Should expresses expectations, often coming from outside influences or people. A should is almost always someone else’s value or belief that you have adopted somewhere along the way. Things like societal norms, what your parents expected of you, the expectations of other individuals you have admired, and so on … these form the basis of the shoulds.
When you tell yourself you should do something, have you ever stopped to ask yourself who exactly is this inner critic telling you that you should do this or that, pressuring you by making comparisons to the “way things are supposed to be?”
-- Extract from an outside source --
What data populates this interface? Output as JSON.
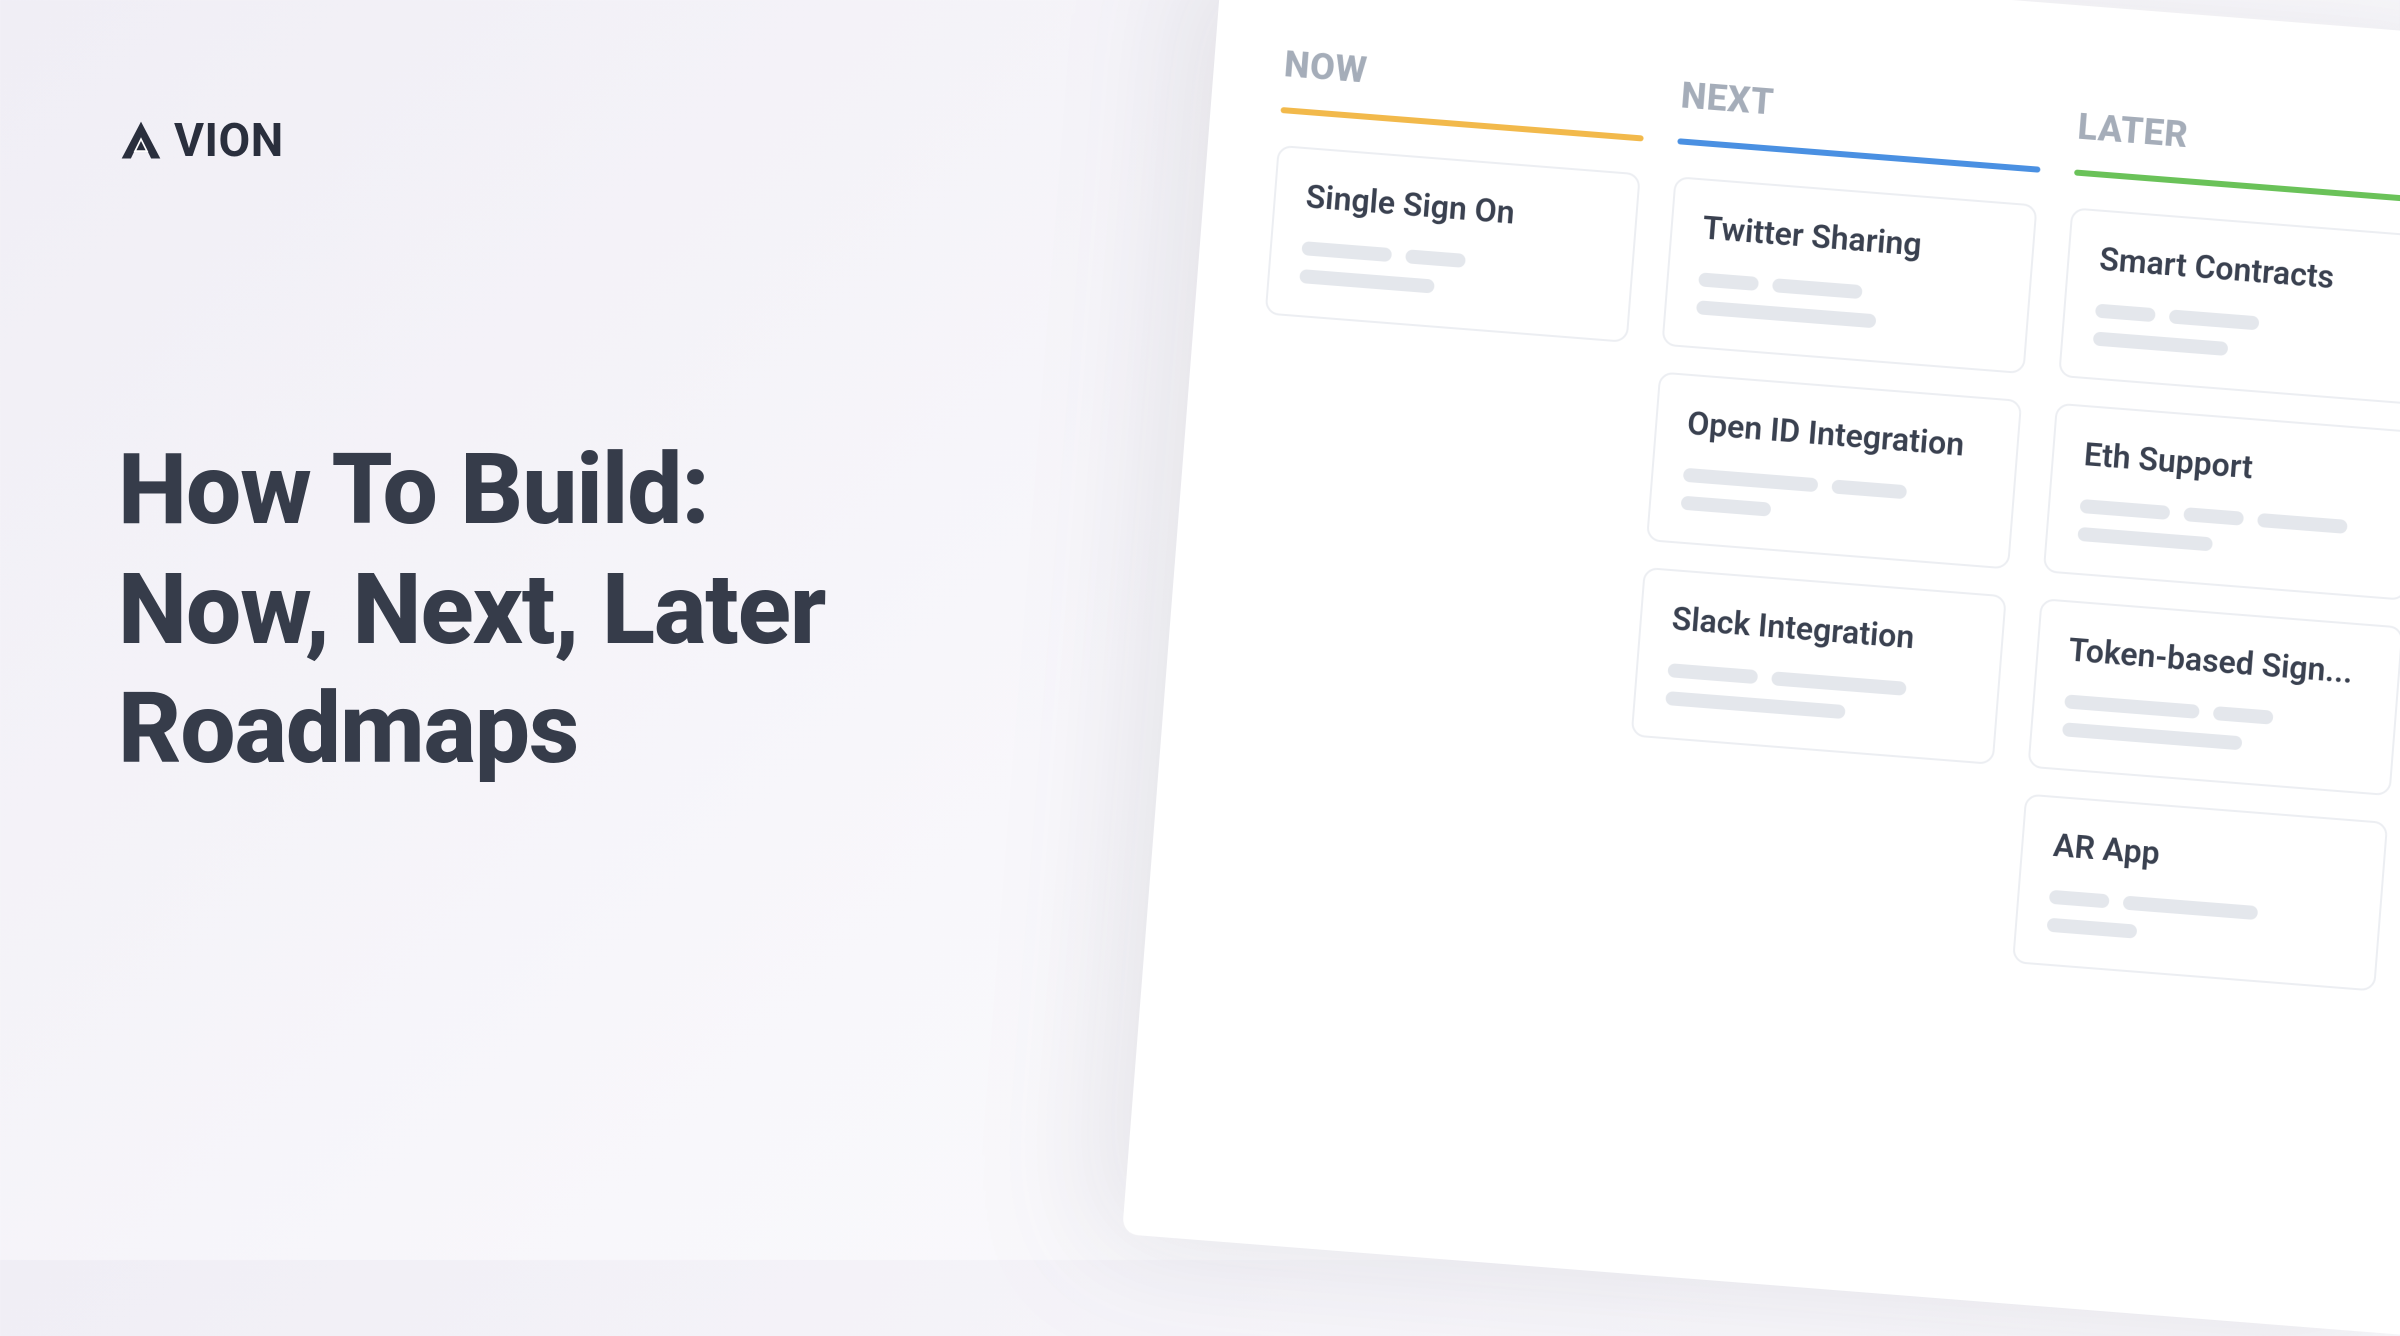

Reflect only briefly here, as it’s easy to get bogged down in the past. Stay focused on the future, on personal action, and acknowledge that the should doesn’t necessarily belong to you … that even though you adopted it as your own for so long, you can now let it go and make different choices for the future.
Think about replacing should with could.
Replacing should with could expresses possibility. Could implies there is a choice to be made, with many different options to choose from, resulting in varied consequences and outcomes depending on how you choose. Only through your own self-reflection can you feel and know what is the best choice for yourself at any given moment.
Here’s an example: “I should go to the gym tomorrow.” If you replace should with could, you could go to the gym tomorrow. You also could take a jog around the neighborhood, or you could do an exercise video with your neighbor, or you could take a bike ride, or you could do a personal yoga practice at home. A plethora of options just opened up to you, by shifting your language and your mindset.
Sometimes, further inward reflection helps you realize that that thing you thought was a should really is a want. For example, a while back I was feeling resentful that I should make healthy lunches for the kids, even though it’s so time consuming. Then I thought about the alternative: quick, easy, unhealthy lunches, which doesn’t make me feel good at all. With further self-reflection, I realized that I actually want to make the healthy lunches for the kids, that I want to take the extra time, not should. The desire to feed them well comes from deep within me, not from societal pressure, and so my feelings around it are more positive.
Set an intention today to eliminate should from your personal vocabulary. Catch yourself thinking it and speaking it, and use could instead, from here on in. Use your language and your thoughts to open up vast possibilities for yourself, speaking your personal truth through personal choice.